The latest tale appeared in The New York Times May 1, with a longer version in the Bay Citizen the same day. It involves Wayne Koniuk, who owns a building on Divisadero Street. He has a shop where he makes prosthetic devices and two units upstairs.Read more »
I heard a retired Army officer, a veteran of Iraq and Afghanistan, on the radio May 2 talking about the death of Osama bin Laden. Great news, he said, with all sincerity; now we can end the wars in Iraq and Afghanistan, stop wasting all this money, and bring the troops home.
That would nice, wouldn't it?

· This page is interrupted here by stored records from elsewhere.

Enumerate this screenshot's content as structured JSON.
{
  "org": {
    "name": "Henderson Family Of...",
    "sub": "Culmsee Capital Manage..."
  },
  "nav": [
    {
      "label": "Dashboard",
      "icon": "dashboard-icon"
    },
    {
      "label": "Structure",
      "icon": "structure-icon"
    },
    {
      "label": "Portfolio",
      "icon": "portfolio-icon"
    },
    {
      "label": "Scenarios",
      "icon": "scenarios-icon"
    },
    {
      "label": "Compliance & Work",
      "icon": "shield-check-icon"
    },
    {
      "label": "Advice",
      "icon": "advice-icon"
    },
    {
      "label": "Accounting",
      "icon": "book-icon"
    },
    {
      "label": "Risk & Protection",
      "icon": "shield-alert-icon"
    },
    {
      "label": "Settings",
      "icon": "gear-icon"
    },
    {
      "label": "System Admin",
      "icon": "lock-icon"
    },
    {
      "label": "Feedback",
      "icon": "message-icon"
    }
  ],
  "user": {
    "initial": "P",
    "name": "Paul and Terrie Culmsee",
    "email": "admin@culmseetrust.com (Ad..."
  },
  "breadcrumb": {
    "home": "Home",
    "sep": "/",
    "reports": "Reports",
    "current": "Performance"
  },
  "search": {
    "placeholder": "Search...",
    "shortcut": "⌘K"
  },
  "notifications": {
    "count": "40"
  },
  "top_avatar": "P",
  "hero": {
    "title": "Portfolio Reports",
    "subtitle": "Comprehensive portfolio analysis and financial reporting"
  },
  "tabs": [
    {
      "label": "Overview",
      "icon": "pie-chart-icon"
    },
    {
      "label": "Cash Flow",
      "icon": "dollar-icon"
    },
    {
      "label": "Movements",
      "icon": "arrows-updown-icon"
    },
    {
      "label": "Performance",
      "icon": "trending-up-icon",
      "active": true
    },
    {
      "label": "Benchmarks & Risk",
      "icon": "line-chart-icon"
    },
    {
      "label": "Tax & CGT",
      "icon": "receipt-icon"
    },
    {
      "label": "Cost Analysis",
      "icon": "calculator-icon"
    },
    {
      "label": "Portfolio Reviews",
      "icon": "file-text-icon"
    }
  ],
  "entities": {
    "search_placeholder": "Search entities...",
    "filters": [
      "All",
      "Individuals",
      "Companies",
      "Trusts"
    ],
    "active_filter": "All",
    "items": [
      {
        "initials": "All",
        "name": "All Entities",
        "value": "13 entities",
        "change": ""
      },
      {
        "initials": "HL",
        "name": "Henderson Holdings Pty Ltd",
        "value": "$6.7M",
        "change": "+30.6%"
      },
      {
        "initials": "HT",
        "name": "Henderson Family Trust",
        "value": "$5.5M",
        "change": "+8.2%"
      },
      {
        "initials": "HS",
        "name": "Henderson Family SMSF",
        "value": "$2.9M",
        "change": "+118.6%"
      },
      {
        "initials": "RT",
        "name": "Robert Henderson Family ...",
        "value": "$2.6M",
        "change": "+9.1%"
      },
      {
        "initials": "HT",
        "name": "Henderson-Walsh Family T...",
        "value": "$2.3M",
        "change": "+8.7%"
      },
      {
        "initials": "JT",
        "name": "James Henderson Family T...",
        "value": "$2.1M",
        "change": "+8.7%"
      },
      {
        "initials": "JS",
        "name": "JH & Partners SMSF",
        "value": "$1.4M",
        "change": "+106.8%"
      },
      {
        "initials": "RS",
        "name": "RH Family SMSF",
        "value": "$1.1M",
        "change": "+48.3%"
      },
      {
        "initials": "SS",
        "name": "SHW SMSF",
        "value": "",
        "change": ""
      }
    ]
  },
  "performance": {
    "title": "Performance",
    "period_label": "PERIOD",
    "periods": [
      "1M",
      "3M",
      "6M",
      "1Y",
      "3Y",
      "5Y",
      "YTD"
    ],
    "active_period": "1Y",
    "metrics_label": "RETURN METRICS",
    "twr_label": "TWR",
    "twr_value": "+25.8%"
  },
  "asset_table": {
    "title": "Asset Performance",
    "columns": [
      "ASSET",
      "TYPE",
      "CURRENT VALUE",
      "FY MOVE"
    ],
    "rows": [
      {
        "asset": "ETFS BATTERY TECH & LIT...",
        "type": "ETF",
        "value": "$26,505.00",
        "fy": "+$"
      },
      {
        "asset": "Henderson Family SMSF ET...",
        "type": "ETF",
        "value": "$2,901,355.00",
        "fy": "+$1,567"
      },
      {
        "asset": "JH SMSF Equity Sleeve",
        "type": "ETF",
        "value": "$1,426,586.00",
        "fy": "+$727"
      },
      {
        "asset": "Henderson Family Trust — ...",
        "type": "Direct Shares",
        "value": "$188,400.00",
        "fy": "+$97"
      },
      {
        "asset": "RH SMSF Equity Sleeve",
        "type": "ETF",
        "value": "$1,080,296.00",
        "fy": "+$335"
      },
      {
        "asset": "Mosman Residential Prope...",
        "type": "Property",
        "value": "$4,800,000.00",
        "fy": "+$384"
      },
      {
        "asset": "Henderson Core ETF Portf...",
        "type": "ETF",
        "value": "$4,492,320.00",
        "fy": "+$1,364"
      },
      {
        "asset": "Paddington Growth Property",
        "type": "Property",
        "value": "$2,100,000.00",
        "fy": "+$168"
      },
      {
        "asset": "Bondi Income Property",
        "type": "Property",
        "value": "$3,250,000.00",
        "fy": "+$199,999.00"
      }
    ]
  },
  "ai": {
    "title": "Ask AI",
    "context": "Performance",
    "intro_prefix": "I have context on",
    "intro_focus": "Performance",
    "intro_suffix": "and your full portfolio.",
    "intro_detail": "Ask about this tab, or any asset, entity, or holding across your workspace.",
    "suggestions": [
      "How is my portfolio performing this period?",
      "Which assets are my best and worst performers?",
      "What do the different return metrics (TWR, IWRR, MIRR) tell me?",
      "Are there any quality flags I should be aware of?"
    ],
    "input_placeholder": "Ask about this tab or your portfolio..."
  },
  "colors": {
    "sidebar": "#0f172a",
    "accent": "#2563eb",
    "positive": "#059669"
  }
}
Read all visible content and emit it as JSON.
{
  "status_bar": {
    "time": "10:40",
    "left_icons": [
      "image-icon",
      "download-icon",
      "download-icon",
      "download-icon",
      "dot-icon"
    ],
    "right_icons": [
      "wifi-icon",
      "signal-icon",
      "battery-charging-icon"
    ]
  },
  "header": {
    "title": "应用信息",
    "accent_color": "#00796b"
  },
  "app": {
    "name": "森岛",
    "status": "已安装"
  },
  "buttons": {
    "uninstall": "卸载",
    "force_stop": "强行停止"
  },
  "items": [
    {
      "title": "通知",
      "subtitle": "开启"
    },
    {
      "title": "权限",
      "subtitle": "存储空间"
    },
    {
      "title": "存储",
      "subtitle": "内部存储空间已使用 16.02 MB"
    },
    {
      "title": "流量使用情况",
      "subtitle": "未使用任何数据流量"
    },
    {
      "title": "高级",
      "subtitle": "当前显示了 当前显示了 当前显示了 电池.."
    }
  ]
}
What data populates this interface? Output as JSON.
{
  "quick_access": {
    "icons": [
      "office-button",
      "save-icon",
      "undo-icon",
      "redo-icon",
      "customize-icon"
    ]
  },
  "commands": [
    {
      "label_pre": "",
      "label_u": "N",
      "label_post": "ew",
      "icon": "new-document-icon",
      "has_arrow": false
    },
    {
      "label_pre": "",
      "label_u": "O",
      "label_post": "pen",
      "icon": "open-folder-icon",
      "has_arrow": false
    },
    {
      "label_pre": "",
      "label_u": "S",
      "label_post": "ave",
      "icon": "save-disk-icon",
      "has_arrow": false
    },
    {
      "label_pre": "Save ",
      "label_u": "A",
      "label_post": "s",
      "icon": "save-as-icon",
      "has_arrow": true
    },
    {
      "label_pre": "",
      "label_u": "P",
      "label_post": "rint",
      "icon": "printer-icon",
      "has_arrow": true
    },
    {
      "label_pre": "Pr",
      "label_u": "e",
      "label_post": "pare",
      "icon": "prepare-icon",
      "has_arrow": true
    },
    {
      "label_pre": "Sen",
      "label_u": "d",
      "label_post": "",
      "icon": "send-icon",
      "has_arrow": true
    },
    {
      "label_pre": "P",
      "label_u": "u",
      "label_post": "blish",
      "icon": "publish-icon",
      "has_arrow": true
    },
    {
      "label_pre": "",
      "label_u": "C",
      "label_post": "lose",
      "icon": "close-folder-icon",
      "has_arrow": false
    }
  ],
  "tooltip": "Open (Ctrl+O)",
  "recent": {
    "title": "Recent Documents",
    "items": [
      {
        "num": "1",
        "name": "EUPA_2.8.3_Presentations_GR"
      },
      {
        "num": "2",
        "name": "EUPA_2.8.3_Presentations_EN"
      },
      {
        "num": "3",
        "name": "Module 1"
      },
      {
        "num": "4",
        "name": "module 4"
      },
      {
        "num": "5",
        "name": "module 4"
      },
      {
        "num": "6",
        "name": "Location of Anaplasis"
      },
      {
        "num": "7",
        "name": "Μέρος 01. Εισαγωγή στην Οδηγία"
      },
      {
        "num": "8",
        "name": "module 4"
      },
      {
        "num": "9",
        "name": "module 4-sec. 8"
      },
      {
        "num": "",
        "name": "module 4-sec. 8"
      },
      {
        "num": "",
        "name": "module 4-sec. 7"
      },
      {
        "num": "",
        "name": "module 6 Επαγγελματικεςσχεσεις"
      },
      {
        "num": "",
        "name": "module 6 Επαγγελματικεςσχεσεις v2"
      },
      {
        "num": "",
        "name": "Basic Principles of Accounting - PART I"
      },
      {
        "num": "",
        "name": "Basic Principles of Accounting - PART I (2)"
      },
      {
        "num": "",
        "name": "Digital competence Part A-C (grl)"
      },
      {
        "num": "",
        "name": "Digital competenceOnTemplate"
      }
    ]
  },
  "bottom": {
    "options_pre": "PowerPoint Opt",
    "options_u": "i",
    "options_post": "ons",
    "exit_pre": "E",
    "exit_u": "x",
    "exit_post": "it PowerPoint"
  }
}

But don't start counting on an end to the wars, an end to the deaths of U.S. troops, or an end to an $881 billion defense budget (up from $300 billion in 1980 and $311 billion in 2000) or a significant change in our national priorities.Read more »
The candidates for mayor of San Francisco are already lining up endorsements — the Sierra Club held its interviews April 23, which seems awfully early to me, since some of the most interesting contenders in this town (Tom Ammiano, Matt Gonzalez) have a tendency to jump in at the last minute. And the filing deadline isn't until August.Read more »
You lose a lot on the left. We all get used to it; we're fighting against a rich, entrenched power structure and the rules of the game are rigged against us. For people in the labor movement, it's been a particularly bad year; all over the country, politicians are looking for ways to undermine collective bargaining rights.
So it's nice to win one every now and then — and it's nice to be able to say that labor, progressive labor, just won a major victory in San Francisco. But it's no surprise that the San Francisco Chronicle got the story wrong.Read more »